So, if you display a higher tendency of kidney infection or stones, here are some natural treatment options to explore. Causes of Kidney Disease. Chronic kidney disease, Kidney damage that lasts longer than three months is known as chronic kidney disease (CKD). It is particularly dangerous because you may not have any symptoms until considerable (often irreparable) damage has been done.
Now maybe you have no signs of kidney damage now. And your blood tests are ok. Do you want to wait for your kidneys to damage to do something about it? I don’t think so! Some things you are do are, Eat a large green salad at least twice per day. Eat fruits that are low glycemic. Which means they don’t turn in to sugar really fast. Low glycemic fruits include apples and pears.
Severe rejection is the most frequent type of rejection and can be difficult to diagnose. Fast treatment cn reverse the rejection in most circumstances. Acute rejection may be detected by laboratory testing before symptoms appear. With a sudden onset of acute rejection, the patient may have fever, general aching, sudden weight gain, a decrease in the quantity of urine produced and pain over the area of the transplanted kidney.
Yet another form of rejection is hyperacute rejection. This is a rare form of denial that may occur within seconds or hours after transplantation and can cause irreversible destruction of the transplanted kidney. Fortunately, this type of rejection is not very common.
Further, those who follow this diet should monitor urine output, and they may need to increase water intake as needed to ensure a urine output of at least two liters per day. There are some foods to avoid in this diet as well, including wheat bran, strawberries, chocolate, nuts, spinach, and rhubarb.
They are an essential part of your urinary system. Kidneys filter your blood and remove water soluble wastes which are sent to your bladder. While producing urine, the kidneys also excrete wastes such as urea and ammonium.
Start with a thorough medical examination to rule out the cause of the malady. Infections stimulated by ailments such as diabetes, high blood pressure and atherosclerosis can be kept in check by first treating these illnesses. Severe cases cannot be treated with natural remedies; they need medical intervention.
The two most common causes of CKD are, diabetes (both types 1 and 2), and high blood pressure, Other causes of CKD include chronic viral illnesses (such as HIV/AIDS and hepatitis B and C), urinary tract infections within the kidneys themselves, inflammation following a strep infection, congenital defects, toxins, some medical drugs, and the use of recreational drugs that are injected. You can also damage your kidneys by eating too much animal protein and not drinking enough water.
Have your blood pressure checked regularly and go for that annual checkup so your blood glucose levels can be tested. You can reduce your risk even more by changing your diet – and lifestyle. For instance, both hypertension and diabetes are linked to smoking and alcohol consumption. Eliminating these habits reduces your risk of kidney disease.

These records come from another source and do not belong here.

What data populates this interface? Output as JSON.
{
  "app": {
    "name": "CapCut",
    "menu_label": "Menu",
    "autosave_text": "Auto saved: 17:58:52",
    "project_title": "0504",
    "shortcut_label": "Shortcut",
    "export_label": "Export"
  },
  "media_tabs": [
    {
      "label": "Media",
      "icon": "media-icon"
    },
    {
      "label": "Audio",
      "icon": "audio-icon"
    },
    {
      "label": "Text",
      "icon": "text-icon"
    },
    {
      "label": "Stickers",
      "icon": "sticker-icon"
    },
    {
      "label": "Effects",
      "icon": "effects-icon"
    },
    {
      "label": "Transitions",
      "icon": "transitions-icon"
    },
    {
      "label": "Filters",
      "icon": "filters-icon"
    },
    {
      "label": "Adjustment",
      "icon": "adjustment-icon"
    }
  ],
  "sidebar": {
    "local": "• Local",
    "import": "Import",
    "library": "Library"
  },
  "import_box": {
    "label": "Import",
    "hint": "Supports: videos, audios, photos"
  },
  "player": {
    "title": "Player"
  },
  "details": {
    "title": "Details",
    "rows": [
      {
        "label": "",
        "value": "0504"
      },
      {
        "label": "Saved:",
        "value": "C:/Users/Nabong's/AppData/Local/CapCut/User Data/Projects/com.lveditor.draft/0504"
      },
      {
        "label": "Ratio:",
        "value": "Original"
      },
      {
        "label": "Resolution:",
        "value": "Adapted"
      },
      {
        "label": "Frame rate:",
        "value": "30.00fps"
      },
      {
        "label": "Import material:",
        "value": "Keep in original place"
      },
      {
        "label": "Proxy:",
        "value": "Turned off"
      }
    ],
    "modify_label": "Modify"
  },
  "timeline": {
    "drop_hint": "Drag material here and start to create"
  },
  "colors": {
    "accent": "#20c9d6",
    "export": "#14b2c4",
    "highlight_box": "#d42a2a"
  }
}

If a person is only apt to take care of his body, nothing grave is going to happen. It is also recommended that those with kidney disease follow a low protein eating plan and maintain their levels of cholesterol since high cholesterol can cause high blood pressure. Additionally, maintaining a healthy weight and quitting smoking are both key steps to slowing the progression of the disease.
Why the Kidneys Are Important?. The kidneys serve a variety of very important functions in your body. They are known as a filter for your blood, eliminating waste from the body. They produce important hormones like renin, erythropoietin, and calcitriol. They even help to regulate electrolytes and blood pressure, too.
A few of the common symptoms of chronic kidney disease are swollen feet and ankles, fatigue, the need to urinate more frequently and trouble sleeping at night. Usually at the onset, there are very little warning signs but symptoms increase in severity and frequency as the malady worsens.